_What is required_
Find every line below with the word "clientes" in it, and copy each one.

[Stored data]
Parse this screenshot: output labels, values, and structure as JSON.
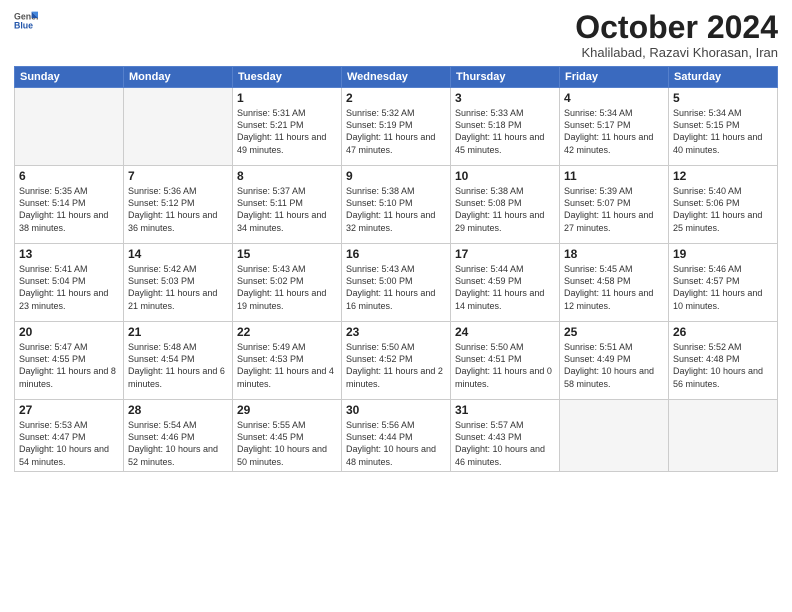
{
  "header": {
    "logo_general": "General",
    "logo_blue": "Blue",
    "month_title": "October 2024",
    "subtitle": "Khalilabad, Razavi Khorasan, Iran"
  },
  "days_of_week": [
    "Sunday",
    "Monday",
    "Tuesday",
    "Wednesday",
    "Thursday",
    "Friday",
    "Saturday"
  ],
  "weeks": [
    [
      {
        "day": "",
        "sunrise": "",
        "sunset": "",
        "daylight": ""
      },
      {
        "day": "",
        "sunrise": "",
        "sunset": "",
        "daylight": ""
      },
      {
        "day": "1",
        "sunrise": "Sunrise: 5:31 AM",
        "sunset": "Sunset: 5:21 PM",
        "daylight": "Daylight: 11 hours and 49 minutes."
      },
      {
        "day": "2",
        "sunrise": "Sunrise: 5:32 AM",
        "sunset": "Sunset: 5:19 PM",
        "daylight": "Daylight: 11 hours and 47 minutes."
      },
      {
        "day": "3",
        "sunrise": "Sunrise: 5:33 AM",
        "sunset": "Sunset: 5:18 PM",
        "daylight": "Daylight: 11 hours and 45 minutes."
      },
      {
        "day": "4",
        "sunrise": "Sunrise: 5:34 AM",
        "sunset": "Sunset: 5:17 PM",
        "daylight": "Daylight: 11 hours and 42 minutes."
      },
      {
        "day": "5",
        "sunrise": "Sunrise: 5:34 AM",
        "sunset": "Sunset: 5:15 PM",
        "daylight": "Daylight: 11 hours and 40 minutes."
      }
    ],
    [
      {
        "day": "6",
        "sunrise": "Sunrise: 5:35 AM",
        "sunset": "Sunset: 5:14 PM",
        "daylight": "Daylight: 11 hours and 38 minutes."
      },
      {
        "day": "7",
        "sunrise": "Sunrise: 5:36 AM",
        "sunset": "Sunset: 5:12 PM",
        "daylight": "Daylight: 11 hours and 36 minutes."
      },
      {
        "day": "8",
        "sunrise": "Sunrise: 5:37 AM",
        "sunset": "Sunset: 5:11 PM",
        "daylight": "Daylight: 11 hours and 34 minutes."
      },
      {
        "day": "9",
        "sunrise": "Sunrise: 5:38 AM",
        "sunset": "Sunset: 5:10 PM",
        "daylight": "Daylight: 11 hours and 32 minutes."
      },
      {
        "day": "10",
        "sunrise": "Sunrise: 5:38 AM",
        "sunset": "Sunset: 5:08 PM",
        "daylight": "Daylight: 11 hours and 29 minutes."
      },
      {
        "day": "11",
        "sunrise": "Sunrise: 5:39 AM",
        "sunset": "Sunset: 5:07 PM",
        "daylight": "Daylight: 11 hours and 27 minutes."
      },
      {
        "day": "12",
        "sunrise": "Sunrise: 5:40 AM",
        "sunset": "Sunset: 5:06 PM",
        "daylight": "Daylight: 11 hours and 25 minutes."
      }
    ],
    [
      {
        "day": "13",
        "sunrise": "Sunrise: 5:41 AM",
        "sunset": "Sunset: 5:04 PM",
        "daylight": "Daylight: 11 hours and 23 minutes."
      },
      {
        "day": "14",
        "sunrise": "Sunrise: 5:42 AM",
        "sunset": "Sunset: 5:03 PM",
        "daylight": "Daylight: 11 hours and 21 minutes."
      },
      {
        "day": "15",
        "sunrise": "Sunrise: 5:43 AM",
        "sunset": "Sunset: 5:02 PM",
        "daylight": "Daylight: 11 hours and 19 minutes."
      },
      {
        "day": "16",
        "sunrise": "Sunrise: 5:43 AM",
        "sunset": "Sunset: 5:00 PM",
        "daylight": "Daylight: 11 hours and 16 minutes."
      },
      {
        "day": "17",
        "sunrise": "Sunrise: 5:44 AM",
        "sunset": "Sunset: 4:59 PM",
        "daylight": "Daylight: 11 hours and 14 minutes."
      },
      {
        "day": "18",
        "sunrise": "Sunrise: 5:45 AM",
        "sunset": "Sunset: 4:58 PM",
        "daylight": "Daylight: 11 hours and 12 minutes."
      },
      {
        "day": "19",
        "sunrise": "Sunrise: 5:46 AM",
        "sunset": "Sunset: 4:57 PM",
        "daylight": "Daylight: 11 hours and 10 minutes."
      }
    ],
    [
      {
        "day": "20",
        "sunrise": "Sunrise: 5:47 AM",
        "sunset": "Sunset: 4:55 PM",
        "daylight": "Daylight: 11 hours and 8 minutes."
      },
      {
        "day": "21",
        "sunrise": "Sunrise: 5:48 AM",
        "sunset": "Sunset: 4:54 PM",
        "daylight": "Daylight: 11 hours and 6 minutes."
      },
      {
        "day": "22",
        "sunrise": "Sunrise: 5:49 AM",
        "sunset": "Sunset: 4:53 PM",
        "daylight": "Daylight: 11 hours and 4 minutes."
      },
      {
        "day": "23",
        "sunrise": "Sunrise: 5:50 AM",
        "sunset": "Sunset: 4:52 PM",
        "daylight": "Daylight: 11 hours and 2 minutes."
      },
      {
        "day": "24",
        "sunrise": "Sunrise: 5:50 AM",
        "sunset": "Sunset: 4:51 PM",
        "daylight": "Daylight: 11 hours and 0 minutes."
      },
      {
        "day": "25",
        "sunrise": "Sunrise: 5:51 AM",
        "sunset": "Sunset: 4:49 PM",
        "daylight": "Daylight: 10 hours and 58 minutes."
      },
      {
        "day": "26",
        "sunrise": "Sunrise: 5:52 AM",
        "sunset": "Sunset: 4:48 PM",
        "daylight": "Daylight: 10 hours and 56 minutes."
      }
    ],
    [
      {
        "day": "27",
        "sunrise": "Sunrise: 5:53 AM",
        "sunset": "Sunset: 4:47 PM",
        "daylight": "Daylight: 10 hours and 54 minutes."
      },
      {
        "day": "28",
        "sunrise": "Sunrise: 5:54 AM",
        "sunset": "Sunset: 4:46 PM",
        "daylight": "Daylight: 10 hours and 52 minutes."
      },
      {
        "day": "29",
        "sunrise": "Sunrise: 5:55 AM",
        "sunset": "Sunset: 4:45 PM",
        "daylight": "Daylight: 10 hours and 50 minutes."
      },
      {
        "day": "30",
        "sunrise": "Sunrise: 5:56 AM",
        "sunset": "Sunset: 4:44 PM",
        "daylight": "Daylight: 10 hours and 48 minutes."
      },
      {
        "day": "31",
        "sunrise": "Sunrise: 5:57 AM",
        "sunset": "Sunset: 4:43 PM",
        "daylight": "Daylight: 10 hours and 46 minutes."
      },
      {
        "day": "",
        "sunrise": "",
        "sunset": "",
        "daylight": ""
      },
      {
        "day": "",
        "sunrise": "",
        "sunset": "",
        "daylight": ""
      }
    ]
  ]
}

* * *

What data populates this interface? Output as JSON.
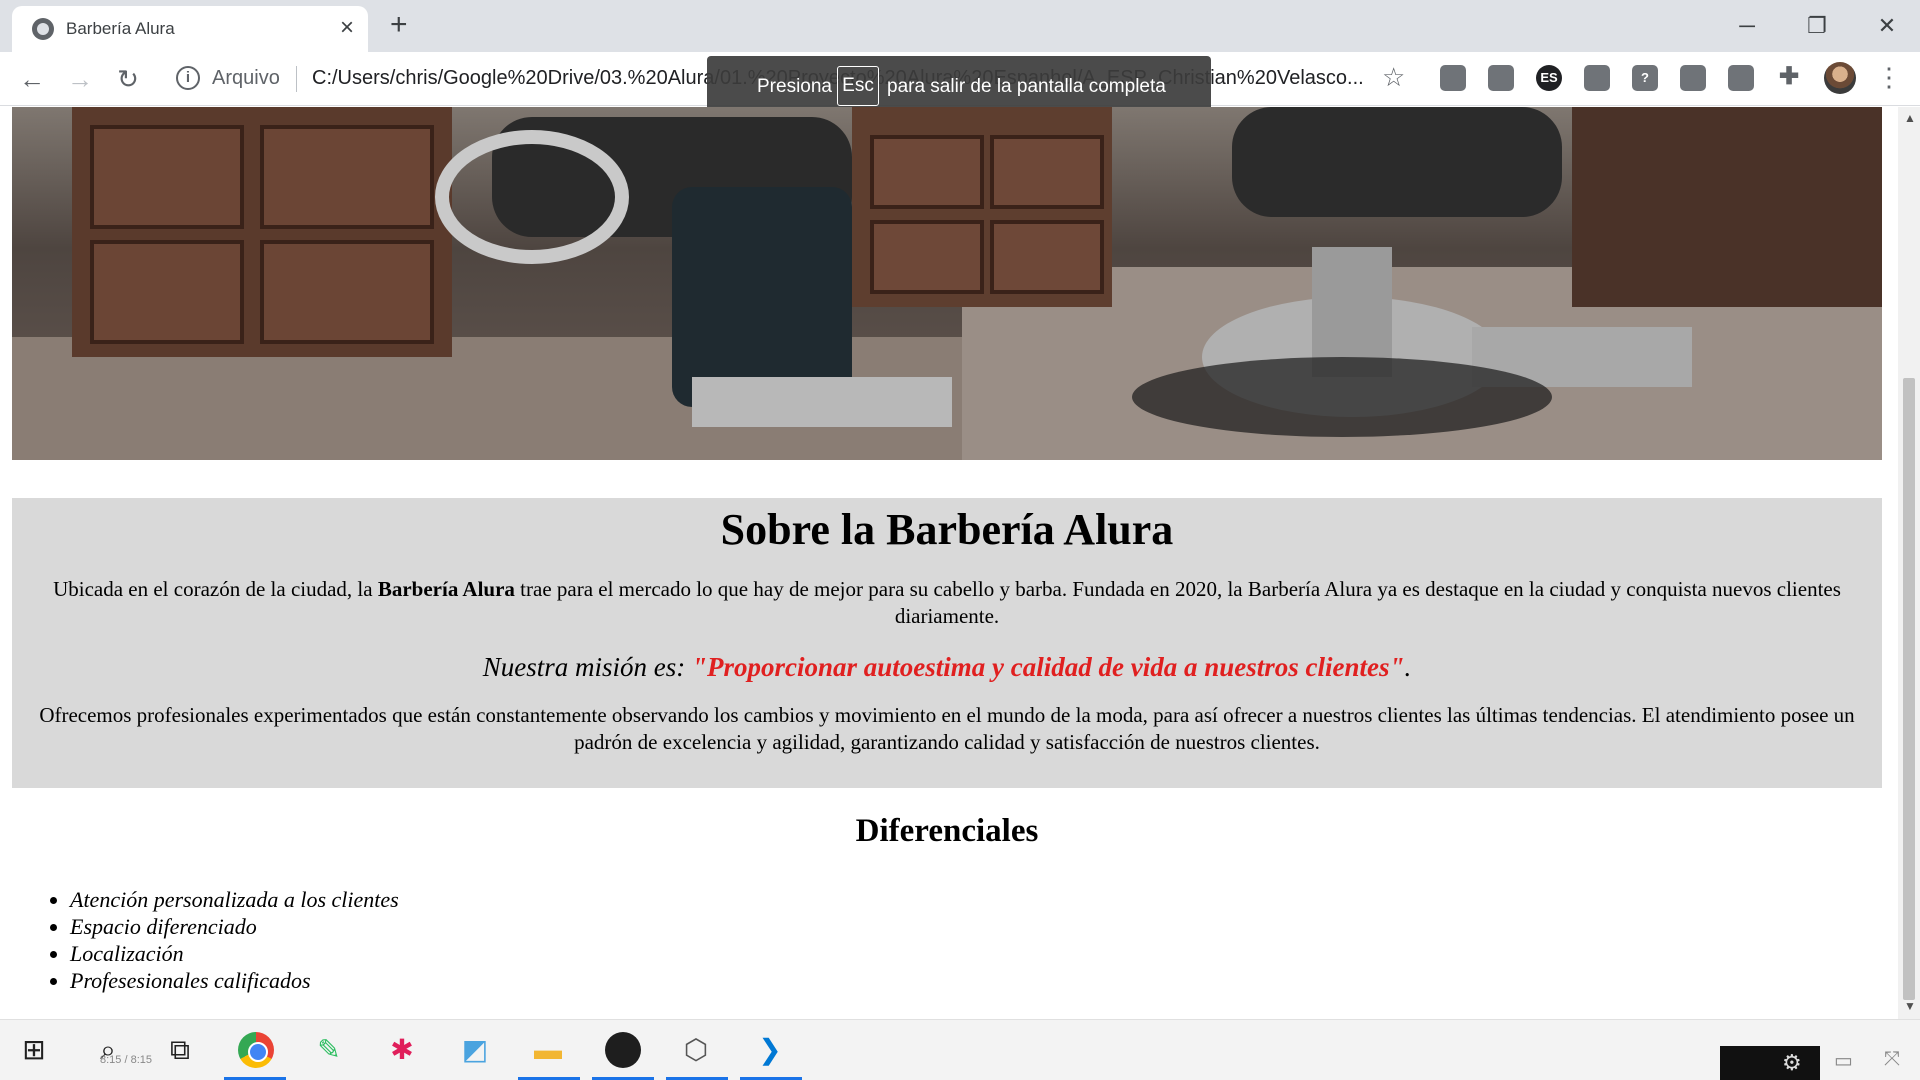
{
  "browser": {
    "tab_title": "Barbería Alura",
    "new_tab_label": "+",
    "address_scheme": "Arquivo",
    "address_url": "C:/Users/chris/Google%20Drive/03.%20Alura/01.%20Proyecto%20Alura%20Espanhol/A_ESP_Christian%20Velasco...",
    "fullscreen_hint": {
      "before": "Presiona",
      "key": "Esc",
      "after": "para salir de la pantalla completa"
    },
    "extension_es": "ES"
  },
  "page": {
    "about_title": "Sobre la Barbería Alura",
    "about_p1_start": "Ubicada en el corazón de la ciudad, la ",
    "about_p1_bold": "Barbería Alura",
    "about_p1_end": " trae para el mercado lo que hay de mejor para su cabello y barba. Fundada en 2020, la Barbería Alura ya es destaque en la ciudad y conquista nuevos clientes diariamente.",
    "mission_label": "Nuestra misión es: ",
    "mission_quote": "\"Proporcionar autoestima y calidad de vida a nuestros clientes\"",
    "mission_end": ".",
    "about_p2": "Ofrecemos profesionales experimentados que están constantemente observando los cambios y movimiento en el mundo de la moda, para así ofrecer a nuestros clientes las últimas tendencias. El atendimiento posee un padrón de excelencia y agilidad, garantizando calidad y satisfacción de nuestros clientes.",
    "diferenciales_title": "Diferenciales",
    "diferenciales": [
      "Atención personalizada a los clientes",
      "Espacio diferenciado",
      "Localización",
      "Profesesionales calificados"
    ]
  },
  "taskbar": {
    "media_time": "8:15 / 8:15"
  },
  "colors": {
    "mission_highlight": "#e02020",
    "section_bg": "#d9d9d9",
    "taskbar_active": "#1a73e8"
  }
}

_Answer below_
    "about_p1_end": " trae para el mercado lo que hay de mejor para su cabello y barba. Fundada en 2020, la Barbería Alura ya es destaque en la ciudad y conquista nuevos clientes diariamente.",
    "mission_quote": "\"Proporcionar autoestima y calidad de vida a nuestros clientes\"",
    "about_p2": "Ofrecemos profesionales experimentados que están constantemente observando los cambios y movimiento en el mundo de la moda, para así ofrecer a nuestros clientes las últimas tendencias. El atendimiento posee un padrón de excelencia y agilidad, garantizando calidad y satisfacción de nuestros clientes.",
      "Atención personalizada a los clientes",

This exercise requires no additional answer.